When you start working on a paper, you can get an idea of how long it takes you to research, make an outline, write a first draft, do the final edit, etc. Put a timer on everything. Use it for future reference. Next time you do a paper, you’ll have a pretty good idea.
Again, put every assignment from each syllabus into the Shovel app. You can set when you want to start working on each assignment and the app will estimate how long each will take.
Timing and Adding Tests
Tests are no different. Studying for quizzes may only take an hour or two. A midterm might require 8 hours. A final 20 hours. Each class will be different, but you’ll learn as you go. As you study for exams, you’ll also find out that the time you spent preparing for them in advance saves you a mountain of study time before the test. (More on that later)
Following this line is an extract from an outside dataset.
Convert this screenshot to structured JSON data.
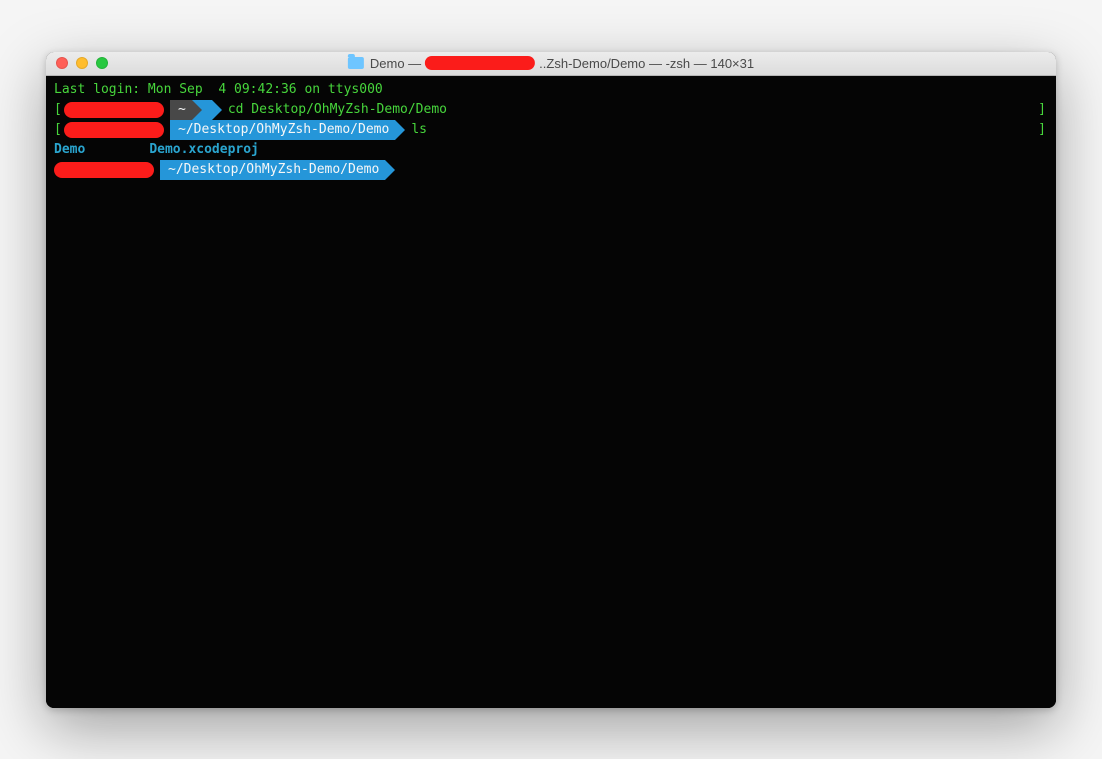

Develop A Time Mindset
Everything you do in college is affected by time. When you start making good estimates of how long assignments take, you can make better decisions about when and where to do them – or how safe it is to put them off until later.
Stop guessing and give yourself half a chance. It’s easy to do.
Start building a time mindset. It helps you develop a sense of urgency about getting things done and prioritizing your day. Minutes matter in college. Know your time and you’ll stop getting caught with too much to do and not enough time to do it.
And you can use the Shovel app as the tool to keep you on top of your time, in real time. It will keep you organized and on track. You just have to use it.
The time it takes to do something will change over the semester. The first chapters of a book are sometimes easier that those that follow. You may slow down as you start moving into harder content that takes longer. Then again, you might also get faster as your study habits improve.
As you move through your semester, just keep time on your mind. Always think about how long something takes to finish. If you sense that something is taking longer, then start planning accordingly. In the Shovel app, you can easily adjust your numbers and see how it affects your entire semester.
You’ll be surprised how much you’re getting done—and at a much faster pace.
Again, I know it sounds like OCD, but the more you think about time, the less likely you are to waste it. Soon you’ll automatically think about how long things take. When you realize how quickly you can knock off those small bites, you’ll stop putting things off and you’ll start getting them done right away.
The thing you’ll notice the most is how your stress vanishes. All of that worrying about getting things done on time will disappear.
You know what you need to do. You know how long it takes to do it.
Ask your classmates sometime how long it took them to read the same assignments. Ask them how long they think they will need to read the next one.
I guarantee you they don’t have a clue. But you do.
You are already way ahead of everyone else. You’ll get small bites done each day. You’ll know how much time you need to do them. You’ll never underestimate how long it takes. You’ll never let yourself have too much to do in too little time.
Rocket science? Hardly. Simple yet powerful—and the Shovel app does it for you.
The biggest cause of stress in college is the horrible feeling of being behind and not knowing whether you can get everything done.
It’s a feeling of uncertainty. You’re constantly wondering what’s coming up and how long it’s going to take. You wait too long so you’re always playing catch up. You’re never in control.
You know your tasks. You know how to estimate how long they take. You have the plan. All that’s left now to set it up day one. Stop guessing what you are going to do next and how long it’s going to take.
Invest the time now and you’ll have less stress all semester.
Time it took you to read this page